Gordon said; “We couldn’t have asked for a better mum and dad. She was a very caring and loving person who went out of her way to help not only us but others as well. She doted on her grandchildren and loved all her great grandchildren”

Jean was a much-loved grandmother to four grandchildren; Sarah, Andrew, Laura and Clare.

She had seven great grandchildren; Jamie, Zoe, Struan, Olivia, Abigale, Lewis and Lexy.

Memories from the grandchildren

Sarah and Andrew: “The red chocolate biscuit tin - always full of caramel wafers, blue ribband and kit Kats; and the Milky Ways in the back of grandad’s car when they picked us up from school on a Friday. Vienetta!

The heat from the fire when you walked into the living room, "Countdown" on the TV and the Daily Express open at the crossword page.

When we were young and staying the night, she'd always give us a hot water bottle to keep us cosy.
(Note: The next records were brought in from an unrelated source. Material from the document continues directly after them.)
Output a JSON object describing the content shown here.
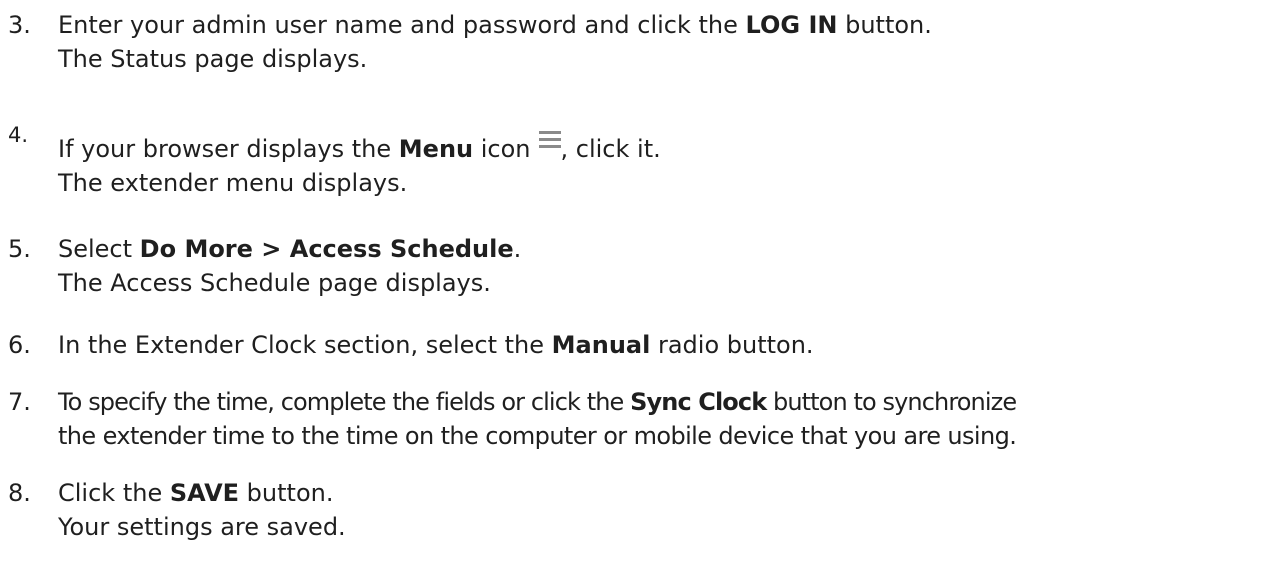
{
  "steps": [
    {
      "number": "3.",
      "pre": "Enter your admin user name and password and click the ",
      "bold": "LOG IN",
      "post": " button.",
      "result": "The Status page displays."
    },
    {
      "number": "4.",
      "pre": "If your browser displays the ",
      "bold": "Menu",
      "mid": " icon",
      "post": ", click it.",
      "icon": "menu-hamburger-icon",
      "result": "The extender menu displays."
    },
    {
      "number": "5.",
      "pre": "Select ",
      "bold": "Do More > Access Schedule",
      "post": ".",
      "result": "The Access Schedule page displays."
    },
    {
      "number": "6.",
      "pre": "In the Extender Clock section, select the ",
      "bold": "Manual",
      "post": " radio button."
    },
    {
      "number": "7.",
      "pre": "To specify the time, complete the fields or click the ",
      "bold": "Sync Clock",
      "post": " button to synchronize",
      "continuation": "the extender time to the time on the computer or mobile device that you are using."
    },
    {
      "number": "8.",
      "pre": "Click the ",
      "bold": "SAVE",
      "post": " button.",
      "result": "Your settings are saved."
    }
  ]
}
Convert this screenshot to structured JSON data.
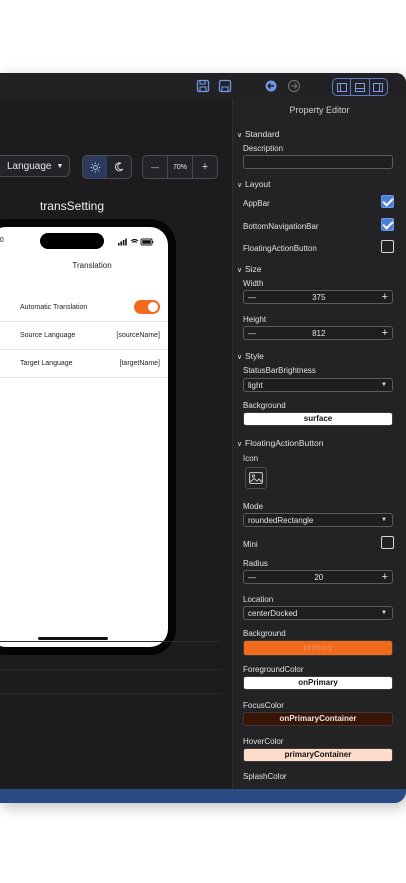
{
  "toolbar": {
    "language_label": "Language",
    "zoom_minus": "—",
    "zoom_value": "70%",
    "zoom_plus": "+"
  },
  "canvas": {
    "screen_title": "transSetting"
  },
  "phone": {
    "time": "00",
    "appbar_title": "Translation",
    "rows": [
      {
        "label": "Automatic Translation",
        "value": ""
      },
      {
        "label": "Source Language",
        "value": "[sourceName]"
      },
      {
        "label": "Target Language",
        "value": "[targetName]"
      }
    ],
    "toggle_on": true
  },
  "panel": {
    "title": "Property Editor",
    "standard": {
      "section": "Standard",
      "description_label": "Description",
      "description_value": ""
    },
    "layout": {
      "section": "Layout",
      "appbar_label": "AppBar",
      "appbar_checked": true,
      "bottomnav_label": "BottomNavigationBar",
      "bottomnav_checked": true,
      "fab_label": "FloatingActionButton",
      "fab_checked": false
    },
    "size": {
      "section": "Size",
      "width_label": "Width",
      "width_value": "375",
      "height_label": "Height",
      "height_value": "812",
      "minus": "—",
      "plus": "+"
    },
    "style": {
      "section": "Style",
      "statusbar_label": "StatusBarBrightness",
      "statusbar_value": "light",
      "background_label": "Background",
      "background_value": "surface"
    },
    "fab": {
      "section": "FloatingActionButton",
      "icon_label": "Icon",
      "mode_label": "Mode",
      "mode_value": "roundedRectangle",
      "mini_label": "Mini",
      "mini_checked": false,
      "radius_label": "Radius",
      "radius_value": "20",
      "location_label": "Location",
      "location_value": "centerDocked",
      "background_label": "Background",
      "background_value": "primary",
      "foreground_label": "ForegroundColor",
      "foreground_value": "onPrimary",
      "focus_label": "FocusColor",
      "focus_value": "onPrimaryContainer",
      "hover_label": "HoverColor",
      "hover_value": "primaryContainer",
      "splash_label": "SplashColor"
    }
  },
  "colors": {
    "accent": "#f26a1b",
    "selection_blue": "#4a7fd6",
    "surface": "#ffffff",
    "primary": "#f26a1b",
    "onPrimary": "#ffffff",
    "onPrimaryContainer": "#3a1506",
    "primaryContainer": "#ffdbc9"
  }
}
We'd get a choice of the little Kelllogs cereal boxes in the morning with lots of hot buttered toast (mainly toast to go with the doorstep of butter). And she always blamed grandad for snoring loudly - we later found out she was just as much to blame!


We'd be full to bursting after dinner, yet gran would always offer more; "cheese, oatcakes, chutney?!"

Dancing round her living room in our vests and pants to Scottish country dance music!

That time she fell down the steps in Spain - and to quote Gran...what a "silly bism" she was!!

The pure enjoyment she got from seeing her great-grandchildren

Her stubborn determination to manage without, "that bloody stick or trolley'. That inner strength was what kept her going these past few years.

She was so good at giving advice about everything and anything, and always had the kettle on (or a bottle of sherry at the ready!)

Laura: Playing in the garden, mucking about in the greenhouse picking tomatoes or picking apples off the trees, then going inside and being allowed to wash and eat a few.

Staying over at granny’s evokes a feeling of love and warmth. I always had good fun with all the old toys, making chocolate covered crispies, then go to a lovely cosy bed.

 While at granny’s, being allowed to do different things and to have salt on my food…it was a complete joy.

Clare: When we were young I remember saying overnight with Granny and grandad. When I awoke in the morning granny would come in beside me and we would lie together and count the ceiling tiles or play ‘ministers cat’

I always remember granny would allow us to mix our mince and potatoes together which we weren’t allowed to do at home.

Granny allowed us to do things.

I loved going to work with Granny in the ‘Kist’…the charity shop…and all her friends gossiping and sorting through clothes.

She would always greet her great grandchildren with a huge smile and say; ‘oh hello my darlings.”


Family holidays with the grandchildren were enjoyed under the blue sunny Mediterranean skies in the heat and warmth of the Balearic Islands; Ibetha, Majorca and Minorca.

Of the grandchildren Douglas said; “Jean had no interest in material possessions; her greatest pleasure in life was from her grandchildren and great grandchildren.”

After over 53 years of marriage Jean lost Bert, when he passed away in 2001. Reflecting on this Gordon said; “She had a loving and happy marriage and in dad’s latter years when he suffered from ill health she was there for him every minute of every day, looking after and caring for him.”

It was Christmas Eve 2013 when health issues impacted Jean’s life, that she moved into Strachan House Care Home. Douglas said; “Mum was non-complaining, even in adversity. She was extremely happy with her ‘lot’ in life. She was greatly liked and highly regarded as a resident in Strachan House; whose staff were genuinely sorry when she passed away.”

Daughter in law Fiona recalls the words of the poet Thomas Campbell “To live in the hearts we leave behind is not to die.”

Posted in In Loving Memory.